====== Data records

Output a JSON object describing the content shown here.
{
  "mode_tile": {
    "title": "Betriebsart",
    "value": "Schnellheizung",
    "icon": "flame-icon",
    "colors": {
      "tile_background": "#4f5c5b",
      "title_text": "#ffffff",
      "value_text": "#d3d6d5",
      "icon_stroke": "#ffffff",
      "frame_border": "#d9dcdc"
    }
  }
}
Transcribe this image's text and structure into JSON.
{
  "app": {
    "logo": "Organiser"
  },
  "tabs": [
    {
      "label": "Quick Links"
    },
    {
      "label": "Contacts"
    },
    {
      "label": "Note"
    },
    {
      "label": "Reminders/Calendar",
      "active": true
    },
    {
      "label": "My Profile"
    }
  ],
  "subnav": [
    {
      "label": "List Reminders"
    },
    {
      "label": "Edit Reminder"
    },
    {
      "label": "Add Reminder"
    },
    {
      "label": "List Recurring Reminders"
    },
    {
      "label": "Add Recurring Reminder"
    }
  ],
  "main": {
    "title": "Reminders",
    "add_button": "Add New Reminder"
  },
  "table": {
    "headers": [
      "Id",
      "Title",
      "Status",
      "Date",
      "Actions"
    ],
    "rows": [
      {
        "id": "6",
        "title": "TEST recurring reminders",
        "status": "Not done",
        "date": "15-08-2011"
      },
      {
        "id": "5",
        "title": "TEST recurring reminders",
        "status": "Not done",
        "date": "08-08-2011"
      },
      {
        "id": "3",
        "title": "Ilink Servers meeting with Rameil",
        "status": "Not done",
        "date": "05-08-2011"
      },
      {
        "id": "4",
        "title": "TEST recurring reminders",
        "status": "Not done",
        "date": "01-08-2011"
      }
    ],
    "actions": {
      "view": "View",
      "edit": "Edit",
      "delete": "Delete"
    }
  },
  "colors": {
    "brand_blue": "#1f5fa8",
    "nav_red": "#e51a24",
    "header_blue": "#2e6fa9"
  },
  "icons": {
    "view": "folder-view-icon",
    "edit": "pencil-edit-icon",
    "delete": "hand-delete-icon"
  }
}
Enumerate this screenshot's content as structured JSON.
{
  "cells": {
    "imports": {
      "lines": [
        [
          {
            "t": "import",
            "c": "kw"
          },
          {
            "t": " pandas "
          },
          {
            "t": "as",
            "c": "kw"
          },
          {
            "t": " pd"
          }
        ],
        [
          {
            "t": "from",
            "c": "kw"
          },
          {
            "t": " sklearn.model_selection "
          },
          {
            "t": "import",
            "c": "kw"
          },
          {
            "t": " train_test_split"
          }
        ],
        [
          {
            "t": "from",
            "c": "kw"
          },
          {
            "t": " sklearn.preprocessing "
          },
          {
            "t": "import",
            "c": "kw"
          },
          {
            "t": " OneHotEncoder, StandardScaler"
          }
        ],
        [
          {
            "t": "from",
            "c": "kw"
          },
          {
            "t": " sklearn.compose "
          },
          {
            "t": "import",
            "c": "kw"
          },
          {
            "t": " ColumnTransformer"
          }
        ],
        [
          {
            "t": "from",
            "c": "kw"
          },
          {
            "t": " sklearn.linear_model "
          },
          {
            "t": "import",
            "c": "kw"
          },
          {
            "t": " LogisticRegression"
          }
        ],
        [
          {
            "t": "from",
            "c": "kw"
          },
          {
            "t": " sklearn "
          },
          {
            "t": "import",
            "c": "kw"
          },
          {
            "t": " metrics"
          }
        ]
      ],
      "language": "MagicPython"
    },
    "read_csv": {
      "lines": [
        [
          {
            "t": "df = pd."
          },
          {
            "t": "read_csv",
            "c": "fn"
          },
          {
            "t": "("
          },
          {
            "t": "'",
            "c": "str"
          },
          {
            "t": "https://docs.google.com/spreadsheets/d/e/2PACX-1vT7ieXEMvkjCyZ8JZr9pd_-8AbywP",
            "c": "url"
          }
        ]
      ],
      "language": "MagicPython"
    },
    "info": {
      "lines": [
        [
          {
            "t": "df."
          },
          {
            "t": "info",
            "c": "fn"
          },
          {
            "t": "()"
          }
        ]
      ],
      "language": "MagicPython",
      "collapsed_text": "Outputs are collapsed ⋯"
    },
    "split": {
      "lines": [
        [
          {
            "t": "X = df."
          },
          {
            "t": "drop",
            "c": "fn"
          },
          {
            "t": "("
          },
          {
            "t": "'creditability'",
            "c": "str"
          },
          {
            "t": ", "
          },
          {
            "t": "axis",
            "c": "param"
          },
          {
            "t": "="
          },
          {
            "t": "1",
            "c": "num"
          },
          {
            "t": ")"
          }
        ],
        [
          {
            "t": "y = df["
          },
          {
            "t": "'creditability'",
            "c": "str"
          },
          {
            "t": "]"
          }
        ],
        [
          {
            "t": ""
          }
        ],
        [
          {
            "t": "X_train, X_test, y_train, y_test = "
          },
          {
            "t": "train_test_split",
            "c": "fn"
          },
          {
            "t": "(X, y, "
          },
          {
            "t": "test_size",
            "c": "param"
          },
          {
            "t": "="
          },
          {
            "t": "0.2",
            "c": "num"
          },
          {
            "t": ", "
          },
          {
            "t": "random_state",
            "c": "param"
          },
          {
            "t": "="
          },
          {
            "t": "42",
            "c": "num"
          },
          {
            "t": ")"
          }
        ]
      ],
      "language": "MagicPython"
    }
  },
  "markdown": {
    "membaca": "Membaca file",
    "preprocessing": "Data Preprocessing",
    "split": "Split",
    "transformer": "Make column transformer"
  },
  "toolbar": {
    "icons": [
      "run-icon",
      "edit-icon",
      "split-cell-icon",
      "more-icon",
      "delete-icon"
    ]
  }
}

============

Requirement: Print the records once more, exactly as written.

Response to the exercise:
Output a JSON object describing the content shown here.
{
  "mode_tile": {
    "title": "Betriebsart",
    "value": "Schnellheizung",
    "icon": "flame-icon",
    "colors": {
      "tile_background": "#4f5c5b",
      "title_text": "#ffffff",
      "value_text": "#d3d6d5",
      "icon_stroke": "#ffffff",
      "frame_border": "#d9dcdc"
    }
  }
}
Transcribe this image's text and structure into JSON.
{
  "app": {
    "logo": "Organiser"
  },
  "tabs": [
    {
      "label": "Quick Links"
    },
    {
      "label": "Contacts"
    },
    {
      "label": "Note"
    },
    {
      "label": "Reminders/Calendar",
      "active": true
    },
    {
      "label": "My Profile"
    }
  ],
  "subnav": [
    {
      "label": "List Reminders"
    },
    {
      "label": "Edit Reminder"
    },
    {
      "label": "Add Reminder"
    },
    {
      "label": "List Recurring Reminders"
    },
    {
      "label": "Add Recurring Reminder"
    }
  ],
  "main": {
    "title": "Reminders",
    "add_button": "Add New Reminder"
  },
  "table": {
    "headers": [
      "Id",
      "Title",
      "Status",
      "Date",
      "Actions"
    ],
    "rows": [
      {
        "id": "6",
        "title": "TEST recurring reminders",
        "status": "Not done",
        "date": "15-08-2011"
      },
      {
        "id": "5",
        "title": "TEST recurring reminders",
        "status": "Not done",
        "date": "08-08-2011"
      },
      {
        "id": "3",
        "title": "Ilink Servers meeting with Rameil",
        "status": "Not done",
        "date": "05-08-2011"
      },
      {
        "id": "4",
        "title": "TEST recurring reminders",
        "status": "Not done",
        "date": "01-08-2011"
      }
    ],
    "actions": {
      "view": "View",
      "edit": "Edit",
      "delete": "Delete"
    }
  },
  "colors": {
    "brand_blue": "#1f5fa8",
    "nav_red": "#e51a24",
    "header_blue": "#2e6fa9"
  },
  "icons": {
    "view": "folder-view-icon",
    "edit": "pencil-edit-icon",
    "delete": "hand-delete-icon"
  }
}
Enumerate this screenshot's content as structured JSON.
{
  "cells": {
    "imports": {
      "lines": [
        [
          {
            "t": "import",
            "c": "kw"
          },
          {
            "t": " pandas "
          },
          {
            "t": "as",
            "c": "kw"
          },
          {
            "t": " pd"
          }
        ],
        [
          {
            "t": "from",
            "c": "kw"
          },
          {
            "t": " sklearn.model_selection "
          },
          {
            "t": "import",
            "c": "kw"
          },
          {
            "t": " train_test_split"
          }
        ],
        [
          {
            "t": "from",
            "c": "kw"
          },
          {
            "t": " sklearn.preprocessing "
          },
          {
            "t": "import",
            "c": "kw"
          },
          {
            "t": " OneHotEncoder, StandardScaler"
          }
        ],
        [
          {
            "t": "from",
            "c": "kw"
          },
          {
            "t": " sklearn.compose "
          },
          {
            "t": "import",
            "c": "kw"
          },
          {
            "t": " ColumnTransformer"
          }
        ],
        [
          {
            "t": "from",
            "c": "kw"
          },
          {
            "t": " sklearn.linear_model "
          },
          {
            "t": "import",
            "c": "kw"
          },
          {
            "t": " LogisticRegression"
          }
        ],
        [
          {
            "t": "from",
            "c": "kw"
          },
          {
            "t": " sklearn "
          },
          {
            "t": "import",
            "c": "kw"
          },
          {
            "t": " metrics"
          }
        ]
      ],
      "language": "MagicPython"
    },
    "read_csv": {
      "lines": [
        [
          {
            "t": "df = pd."
          },
          {
            "t": "read_csv",
            "c": "fn"
          },
          {
            "t": "("
          },
          {
            "t": "'",
            "c": "str"
          },
          {
            "t": "https://docs.google.com/spreadsheets/d/e/2PACX-1vT7ieXEMvkjCyZ8JZr9pd_-8AbywP",
            "c": "url"
          }
        ]
      ],
      "language": "MagicPython"
    },
    "info": {
      "lines": [
        [
          {
            "t": "df."
          },
          {
            "t": "info",
            "c": "fn"
          },
          {
            "t": "()"
          }
        ]
      ],
      "language": "MagicPython",
      "collapsed_text": "Outputs are collapsed ⋯"
    },
    "split": {
      "lines": [
        [
          {
            "t": "X = df."
          },
          {
            "t": "drop",
            "c": "fn"
          },
          {
            "t": "("
          },
          {
            "t": "'creditability'",
            "c": "str"
          },
          {
            "t": ", "
          },
          {
            "t": "axis",
            "c": "param"
          },
          {
            "t": "="
          },
          {
            "t": "1",
            "c": "num"
          },
          {
            "t": ")"
          }
        ],
        [
          {
            "t": "y = df["
          },
          {
            "t": "'creditability'",
            "c": "str"
          },
          {
            "t": "]"
          }
        ],
        [
          {
            "t": ""
          }
        ],
        [
          {
            "t": "X_train, X_test, y_train, y_test = "
          },
          {
            "t": "train_test_split",
            "c": "fn"
          },
          {
            "t": "(X, y, "
          },
          {
            "t": "test_size",
            "c": "param"
          },
          {
            "t": "="
          },
          {
            "t": "0.2",
            "c": "num"
          },
          {
            "t": ", "
          },
          {
            "t": "random_state",
            "c": "param"
          },
          {
            "t": "="
          },
          {
            "t": "42",
            "c": "num"
          },
          {
            "t": ")"
          }
        ]
      ],
      "language": "MagicPython"
    }
  },
  "markdown": {
    "membaca": "Membaca file",
    "preprocessing": "Data Preprocessing",
    "split": "Split",
    "transformer": "Make column transformer"
  },
  "toolbar": {
    "icons": [
      "run-icon",
      "edit-icon",
      "split-cell-icon",
      "more-icon",
      "delete-icon"
    ]
  }
}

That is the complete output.